Another interesting consequence to consider would be the effect that legalization of prostitution in the U.S. would have on the international sex trafficking industry, since is one of the primary recipients of sex trafficking victims. It is difficult to make predictions about what might occur, mostly because no other country as large and as deeply ingrained in the human trafficking route has legalized prostitution; however, it is possible to make several speculations. One possible outcome is that nothing would happen; traffickers could continue business as usual, counting on their victims to be poor, uninformed, and vulnerable.
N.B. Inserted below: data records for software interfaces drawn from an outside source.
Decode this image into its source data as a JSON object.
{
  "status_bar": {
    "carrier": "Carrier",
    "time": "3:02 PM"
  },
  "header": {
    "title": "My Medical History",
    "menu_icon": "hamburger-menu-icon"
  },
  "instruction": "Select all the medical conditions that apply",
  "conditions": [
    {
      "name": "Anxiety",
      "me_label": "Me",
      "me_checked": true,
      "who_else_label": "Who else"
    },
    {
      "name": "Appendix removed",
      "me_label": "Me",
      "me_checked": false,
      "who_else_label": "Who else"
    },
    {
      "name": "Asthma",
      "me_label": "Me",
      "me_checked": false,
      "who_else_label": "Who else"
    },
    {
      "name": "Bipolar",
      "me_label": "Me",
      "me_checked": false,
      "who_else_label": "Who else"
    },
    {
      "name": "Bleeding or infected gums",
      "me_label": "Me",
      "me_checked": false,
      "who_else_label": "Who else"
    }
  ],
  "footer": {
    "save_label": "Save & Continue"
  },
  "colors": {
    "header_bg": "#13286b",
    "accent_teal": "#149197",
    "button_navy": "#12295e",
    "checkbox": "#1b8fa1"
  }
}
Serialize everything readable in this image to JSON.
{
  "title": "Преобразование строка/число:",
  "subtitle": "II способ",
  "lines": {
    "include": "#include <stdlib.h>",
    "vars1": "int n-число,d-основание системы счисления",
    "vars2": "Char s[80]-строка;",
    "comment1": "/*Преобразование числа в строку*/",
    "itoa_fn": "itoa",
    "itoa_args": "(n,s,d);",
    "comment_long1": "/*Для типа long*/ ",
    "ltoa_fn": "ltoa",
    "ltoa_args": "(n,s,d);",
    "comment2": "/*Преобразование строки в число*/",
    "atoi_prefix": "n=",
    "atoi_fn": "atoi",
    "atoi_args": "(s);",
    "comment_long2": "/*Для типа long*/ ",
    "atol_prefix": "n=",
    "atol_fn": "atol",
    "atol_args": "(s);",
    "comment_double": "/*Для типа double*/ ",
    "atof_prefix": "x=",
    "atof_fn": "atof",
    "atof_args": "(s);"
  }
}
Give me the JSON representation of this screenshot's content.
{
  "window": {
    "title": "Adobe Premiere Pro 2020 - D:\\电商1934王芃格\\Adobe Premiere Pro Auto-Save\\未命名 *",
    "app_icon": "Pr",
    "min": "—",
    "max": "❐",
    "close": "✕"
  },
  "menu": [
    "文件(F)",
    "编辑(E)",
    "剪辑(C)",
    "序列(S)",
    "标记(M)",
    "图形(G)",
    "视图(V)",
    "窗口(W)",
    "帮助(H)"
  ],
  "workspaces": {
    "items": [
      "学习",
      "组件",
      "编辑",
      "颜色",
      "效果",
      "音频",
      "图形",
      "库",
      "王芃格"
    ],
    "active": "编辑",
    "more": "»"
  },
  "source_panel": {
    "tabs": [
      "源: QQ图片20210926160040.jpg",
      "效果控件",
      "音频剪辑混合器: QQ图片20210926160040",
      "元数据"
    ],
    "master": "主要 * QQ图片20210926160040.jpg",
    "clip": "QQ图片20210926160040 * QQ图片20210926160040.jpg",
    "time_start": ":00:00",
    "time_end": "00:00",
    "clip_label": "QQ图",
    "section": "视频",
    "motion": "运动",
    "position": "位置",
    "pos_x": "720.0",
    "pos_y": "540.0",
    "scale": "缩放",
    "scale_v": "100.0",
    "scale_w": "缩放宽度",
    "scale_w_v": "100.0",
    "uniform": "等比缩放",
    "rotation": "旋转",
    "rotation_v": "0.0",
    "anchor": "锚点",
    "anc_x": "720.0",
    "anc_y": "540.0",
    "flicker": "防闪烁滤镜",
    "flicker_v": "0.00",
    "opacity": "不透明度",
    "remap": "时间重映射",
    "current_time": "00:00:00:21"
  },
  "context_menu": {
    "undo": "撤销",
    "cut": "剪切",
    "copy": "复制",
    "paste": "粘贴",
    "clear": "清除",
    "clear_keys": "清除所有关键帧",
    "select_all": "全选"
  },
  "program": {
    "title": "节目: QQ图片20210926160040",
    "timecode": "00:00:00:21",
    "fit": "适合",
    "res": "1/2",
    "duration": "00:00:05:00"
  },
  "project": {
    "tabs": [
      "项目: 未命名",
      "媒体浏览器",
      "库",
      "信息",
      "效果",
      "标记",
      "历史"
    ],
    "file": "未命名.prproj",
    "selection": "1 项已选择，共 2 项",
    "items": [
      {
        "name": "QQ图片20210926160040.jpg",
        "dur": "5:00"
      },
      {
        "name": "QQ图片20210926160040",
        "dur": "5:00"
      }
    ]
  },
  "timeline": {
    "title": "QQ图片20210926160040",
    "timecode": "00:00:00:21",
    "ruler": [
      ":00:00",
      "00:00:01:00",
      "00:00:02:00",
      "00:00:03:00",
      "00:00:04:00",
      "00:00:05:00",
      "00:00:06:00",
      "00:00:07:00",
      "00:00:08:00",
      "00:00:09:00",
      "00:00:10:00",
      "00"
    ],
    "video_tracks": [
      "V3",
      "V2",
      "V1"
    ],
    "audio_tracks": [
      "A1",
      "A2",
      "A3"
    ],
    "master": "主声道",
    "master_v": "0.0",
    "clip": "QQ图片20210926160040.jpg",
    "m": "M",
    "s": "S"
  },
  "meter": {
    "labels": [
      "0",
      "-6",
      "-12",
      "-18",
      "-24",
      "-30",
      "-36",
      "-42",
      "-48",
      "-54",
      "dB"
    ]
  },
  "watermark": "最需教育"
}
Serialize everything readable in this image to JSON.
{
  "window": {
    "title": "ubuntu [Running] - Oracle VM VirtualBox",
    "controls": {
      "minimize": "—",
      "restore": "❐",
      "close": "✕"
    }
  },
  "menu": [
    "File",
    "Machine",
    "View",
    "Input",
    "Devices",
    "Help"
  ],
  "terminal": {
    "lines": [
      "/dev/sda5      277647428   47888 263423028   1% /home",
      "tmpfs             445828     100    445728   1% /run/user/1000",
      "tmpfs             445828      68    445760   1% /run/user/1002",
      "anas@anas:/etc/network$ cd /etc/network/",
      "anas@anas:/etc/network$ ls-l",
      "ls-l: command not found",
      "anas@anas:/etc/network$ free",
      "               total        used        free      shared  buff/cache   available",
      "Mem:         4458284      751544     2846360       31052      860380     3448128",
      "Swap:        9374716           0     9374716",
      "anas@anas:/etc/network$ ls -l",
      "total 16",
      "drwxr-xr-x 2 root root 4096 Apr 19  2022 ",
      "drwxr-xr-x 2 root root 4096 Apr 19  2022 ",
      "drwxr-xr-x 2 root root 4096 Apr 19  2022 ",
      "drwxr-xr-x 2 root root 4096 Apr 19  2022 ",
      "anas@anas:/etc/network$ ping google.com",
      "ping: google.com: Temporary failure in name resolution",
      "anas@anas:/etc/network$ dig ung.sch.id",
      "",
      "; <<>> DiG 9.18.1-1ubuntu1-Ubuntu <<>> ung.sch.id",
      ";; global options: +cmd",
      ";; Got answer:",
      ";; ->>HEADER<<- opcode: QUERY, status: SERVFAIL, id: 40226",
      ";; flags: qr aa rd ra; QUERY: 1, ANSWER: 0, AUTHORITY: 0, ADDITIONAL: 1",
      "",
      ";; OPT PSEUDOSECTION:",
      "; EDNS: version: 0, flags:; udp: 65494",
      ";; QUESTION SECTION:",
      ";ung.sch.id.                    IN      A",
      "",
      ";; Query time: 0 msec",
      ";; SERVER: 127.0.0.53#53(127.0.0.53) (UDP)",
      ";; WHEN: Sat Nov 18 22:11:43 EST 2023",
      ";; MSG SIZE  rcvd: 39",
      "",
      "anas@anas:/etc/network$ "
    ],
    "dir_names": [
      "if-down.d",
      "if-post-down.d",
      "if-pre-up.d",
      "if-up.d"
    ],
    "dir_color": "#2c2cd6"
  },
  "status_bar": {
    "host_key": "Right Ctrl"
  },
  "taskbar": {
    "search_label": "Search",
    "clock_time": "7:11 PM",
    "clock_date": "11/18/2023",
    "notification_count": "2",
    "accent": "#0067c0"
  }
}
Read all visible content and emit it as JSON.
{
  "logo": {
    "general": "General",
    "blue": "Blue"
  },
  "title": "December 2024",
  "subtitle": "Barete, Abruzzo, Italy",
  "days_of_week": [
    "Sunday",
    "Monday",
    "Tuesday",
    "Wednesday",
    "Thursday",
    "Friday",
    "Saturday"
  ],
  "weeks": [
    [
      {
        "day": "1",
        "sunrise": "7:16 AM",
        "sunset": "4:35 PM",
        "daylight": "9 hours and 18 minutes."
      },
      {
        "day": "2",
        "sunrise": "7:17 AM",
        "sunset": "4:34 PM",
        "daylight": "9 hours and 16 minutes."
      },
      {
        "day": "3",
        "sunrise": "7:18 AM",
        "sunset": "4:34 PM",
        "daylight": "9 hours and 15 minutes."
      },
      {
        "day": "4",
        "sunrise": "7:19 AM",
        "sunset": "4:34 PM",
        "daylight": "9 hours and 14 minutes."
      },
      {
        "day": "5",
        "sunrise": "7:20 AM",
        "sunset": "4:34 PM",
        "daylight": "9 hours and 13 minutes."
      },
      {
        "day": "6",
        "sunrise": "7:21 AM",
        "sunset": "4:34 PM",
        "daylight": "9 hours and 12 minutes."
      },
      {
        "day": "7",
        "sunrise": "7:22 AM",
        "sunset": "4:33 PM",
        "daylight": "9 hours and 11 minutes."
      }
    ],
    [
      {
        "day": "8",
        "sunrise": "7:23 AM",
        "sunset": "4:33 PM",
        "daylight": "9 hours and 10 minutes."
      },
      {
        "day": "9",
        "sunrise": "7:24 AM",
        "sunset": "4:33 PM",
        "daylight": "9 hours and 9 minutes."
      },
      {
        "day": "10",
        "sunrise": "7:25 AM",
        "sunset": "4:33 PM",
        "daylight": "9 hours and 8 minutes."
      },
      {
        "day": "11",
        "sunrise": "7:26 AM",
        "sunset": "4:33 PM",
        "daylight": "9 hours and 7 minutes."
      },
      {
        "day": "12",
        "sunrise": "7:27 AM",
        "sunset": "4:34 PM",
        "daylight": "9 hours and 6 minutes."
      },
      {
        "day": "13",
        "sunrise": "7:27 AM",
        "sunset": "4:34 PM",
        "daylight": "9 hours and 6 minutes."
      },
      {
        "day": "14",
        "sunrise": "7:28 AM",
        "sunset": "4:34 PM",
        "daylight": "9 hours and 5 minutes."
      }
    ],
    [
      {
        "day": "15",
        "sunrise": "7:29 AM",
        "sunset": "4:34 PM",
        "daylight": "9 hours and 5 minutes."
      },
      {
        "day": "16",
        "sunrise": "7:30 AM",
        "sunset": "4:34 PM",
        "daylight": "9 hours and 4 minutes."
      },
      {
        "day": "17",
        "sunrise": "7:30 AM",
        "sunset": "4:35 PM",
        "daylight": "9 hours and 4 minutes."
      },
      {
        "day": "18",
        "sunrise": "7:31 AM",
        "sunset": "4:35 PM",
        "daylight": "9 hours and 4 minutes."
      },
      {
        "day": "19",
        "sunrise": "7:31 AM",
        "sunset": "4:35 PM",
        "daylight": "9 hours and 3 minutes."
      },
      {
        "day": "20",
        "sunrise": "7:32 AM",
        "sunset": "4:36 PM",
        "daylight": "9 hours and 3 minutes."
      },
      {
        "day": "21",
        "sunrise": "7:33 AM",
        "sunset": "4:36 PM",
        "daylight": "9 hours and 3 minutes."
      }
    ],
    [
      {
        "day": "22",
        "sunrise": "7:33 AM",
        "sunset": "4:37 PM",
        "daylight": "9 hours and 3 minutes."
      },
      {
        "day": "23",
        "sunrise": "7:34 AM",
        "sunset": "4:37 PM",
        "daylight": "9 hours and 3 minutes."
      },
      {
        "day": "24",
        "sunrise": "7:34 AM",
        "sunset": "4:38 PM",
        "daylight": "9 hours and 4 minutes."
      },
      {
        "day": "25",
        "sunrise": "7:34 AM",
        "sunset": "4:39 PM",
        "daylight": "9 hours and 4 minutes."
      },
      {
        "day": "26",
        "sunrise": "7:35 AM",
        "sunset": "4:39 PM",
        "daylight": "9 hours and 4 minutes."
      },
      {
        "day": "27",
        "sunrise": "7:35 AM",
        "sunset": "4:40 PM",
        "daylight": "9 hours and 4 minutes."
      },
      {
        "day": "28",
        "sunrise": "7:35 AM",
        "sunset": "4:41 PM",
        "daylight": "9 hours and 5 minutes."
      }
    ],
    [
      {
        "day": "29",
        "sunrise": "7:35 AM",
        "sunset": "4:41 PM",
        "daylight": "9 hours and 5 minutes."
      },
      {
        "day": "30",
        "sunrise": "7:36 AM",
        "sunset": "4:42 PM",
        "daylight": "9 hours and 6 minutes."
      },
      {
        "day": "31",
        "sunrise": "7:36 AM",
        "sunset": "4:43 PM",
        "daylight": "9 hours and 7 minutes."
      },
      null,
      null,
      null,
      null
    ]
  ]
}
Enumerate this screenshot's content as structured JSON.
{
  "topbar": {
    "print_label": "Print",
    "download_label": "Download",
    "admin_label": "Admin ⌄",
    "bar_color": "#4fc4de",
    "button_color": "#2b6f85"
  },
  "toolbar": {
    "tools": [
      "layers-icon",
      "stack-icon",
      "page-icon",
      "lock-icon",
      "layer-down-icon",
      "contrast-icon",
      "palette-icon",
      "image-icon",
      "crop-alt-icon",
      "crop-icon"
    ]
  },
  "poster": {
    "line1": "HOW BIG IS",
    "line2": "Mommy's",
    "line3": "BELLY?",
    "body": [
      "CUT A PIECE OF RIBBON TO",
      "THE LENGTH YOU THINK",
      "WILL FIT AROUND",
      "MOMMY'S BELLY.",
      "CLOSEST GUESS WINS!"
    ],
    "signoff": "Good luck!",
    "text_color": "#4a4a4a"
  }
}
Another possibility would be that the sudden legalization of prostitution and criminalization of purchasing sex acts would make it so unprofitable to traffickers that they would slowly stop trafficking humans, or would shift their operations to drug or weapons trafficking. There is also a third possibility—the possibility that with the legalization of prostitution, the U.S. would see an influx of prostitutes. Unlike the current situation, which sees the influx of women and children who do not seek to become prostitutes but are forced to due to coercion from their traffickers, in this third scenario prostitutes would come of their own volition seeking a better life. Many prostitutes in foreign nations act illegally and under the constant threat of violence; they might see the legalization of prostitution in the U.S. as a chance to continue practicing, but with legal protections and more societal acceptance. Whichever scenario comes to pass, the U.S. government should have plans to confront the backlash.
Photo courtesy of Benzene Mohamed Aseel Hassan